▸ Assignment
No pictures belong in the answer. Repeat all the entries exactly.

▸ Records supplied
--------------------------------

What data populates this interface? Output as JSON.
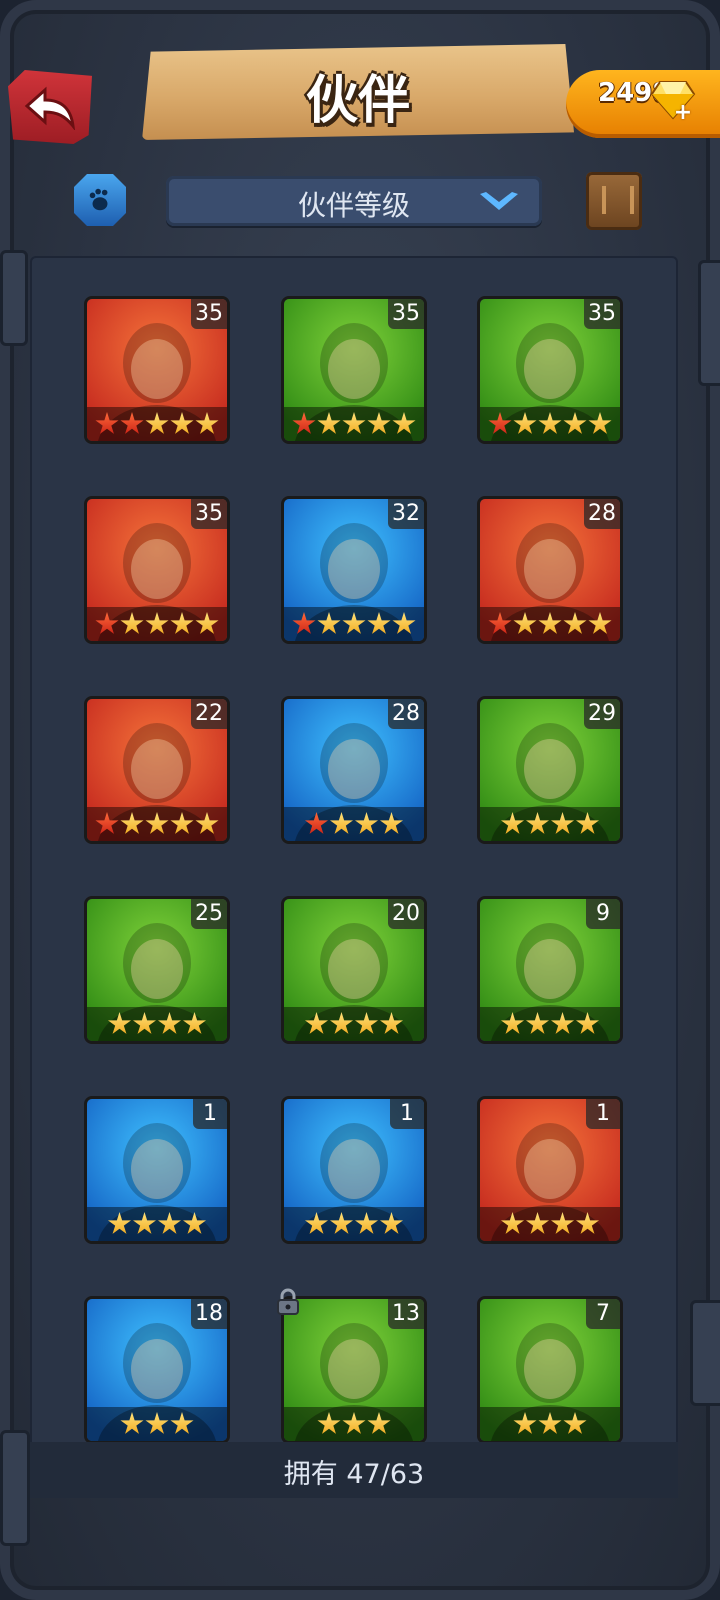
{
  "header": {
    "title": "伙伴",
    "gems": "2498",
    "gem_plus": "+"
  },
  "toolbar": {
    "sort_label": "伙伴等级"
  },
  "colors": {
    "red": "#d0343a",
    "green": "#3fa71a",
    "blue": "#1f8fe0",
    "gold": "#f1a81c"
  },
  "heroes": [
    {
      "level": "35",
      "bg": "red",
      "stars": 5,
      "red_stars": 2
    },
    {
      "level": "35",
      "bg": "green",
      "stars": 5,
      "red_stars": 1
    },
    {
      "level": "35",
      "bg": "green",
      "stars": 5,
      "red_stars": 1
    },
    {
      "level": "35",
      "bg": "red",
      "stars": 5,
      "red_stars": 1
    },
    {
      "level": "32",
      "bg": "blue",
      "stars": 5,
      "red_stars": 1
    },
    {
      "level": "28",
      "bg": "red",
      "stars": 5,
      "red_stars": 1
    },
    {
      "level": "22",
      "bg": "red",
      "stars": 5,
      "red_stars": 1
    },
    {
      "level": "28",
      "bg": "blue",
      "stars": 4,
      "red_stars": 1
    },
    {
      "level": "29",
      "bg": "green",
      "stars": 4,
      "red_stars": 0
    },
    {
      "level": "25",
      "bg": "green",
      "stars": 4,
      "red_stars": 0
    },
    {
      "level": "20",
      "bg": "green",
      "stars": 4,
      "red_stars": 0
    },
    {
      "level": "9",
      "bg": "green",
      "stars": 4,
      "red_stars": 0
    },
    {
      "level": "1",
      "bg": "blue",
      "stars": 4,
      "red_stars": 0
    },
    {
      "level": "1",
      "bg": "blue",
      "stars": 4,
      "red_stars": 0
    },
    {
      "level": "1",
      "bg": "red",
      "stars": 4,
      "red_stars": 0
    },
    {
      "level": "18",
      "bg": "blue",
      "stars": 3,
      "red_stars": 0
    },
    {
      "level": "13",
      "bg": "green",
      "stars": 3,
      "red_stars": 0,
      "locked": true
    },
    {
      "level": "7",
      "bg": "green",
      "stars": 3,
      "red_stars": 0
    }
  ],
  "footer": {
    "owned_text": "拥有 47/63"
  }
}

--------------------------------

▸ The completed task
What data populates this interface? Output as JSON.
{
  "header": {
    "title": "伙伴",
    "gems": "2498",
    "gem_plus": "+"
  },
  "toolbar": {
    "sort_label": "伙伴等级"
  },
  "colors": {
    "red": "#d0343a",
    "green": "#3fa71a",
    "blue": "#1f8fe0",
    "gold": "#f1a81c"
  },
  "heroes": [
    {
      "level": "35",
      "bg": "red",
      "stars": 5,
      "red_stars": 2
    },
    {
      "level": "35",
      "bg": "green",
      "stars": 5,
      "red_stars": 1
    },
    {
      "level": "35",
      "bg": "green",
      "stars": 5,
      "red_stars": 1
    },
    {
      "level": "35",
      "bg": "red",
      "stars": 5,
      "red_stars": 1
    },
    {
      "level": "32",
      "bg": "blue",
      "stars": 5,
      "red_stars": 1
    },
    {
      "level": "28",
      "bg": "red",
      "stars": 5,
      "red_stars": 1
    },
    {
      "level": "22",
      "bg": "red",
      "stars": 5,
      "red_stars": 1
    },
    {
      "level": "28",
      "bg": "blue",
      "stars": 4,
      "red_stars": 1
    },
    {
      "level": "29",
      "bg": "green",
      "stars": 4,
      "red_stars": 0
    },
    {
      "level": "25",
      "bg": "green",
      "stars": 4,
      "red_stars": 0
    },
    {
      "level": "20",
      "bg": "green",
      "stars": 4,
      "red_stars": 0
    },
    {
      "level": "9",
      "bg": "green",
      "stars": 4,
      "red_stars": 0
    },
    {
      "level": "1",
      "bg": "blue",
      "stars": 4,
      "red_stars": 0
    },
    {
      "level": "1",
      "bg": "blue",
      "stars": 4,
      "red_stars": 0
    },
    {
      "level": "1",
      "bg": "red",
      "stars": 4,
      "red_stars": 0
    },
    {
      "level": "18",
      "bg": "blue",
      "stars": 3,
      "red_stars": 0
    },
    {
      "level": "13",
      "bg": "green",
      "stars": 3,
      "red_stars": 0,
      "locked": true
    },
    {
      "level": "7",
      "bg": "green",
      "stars": 3,
      "red_stars": 0
    }
  ],
  "footer": {
    "owned_text": "拥有 47/63"
  }
}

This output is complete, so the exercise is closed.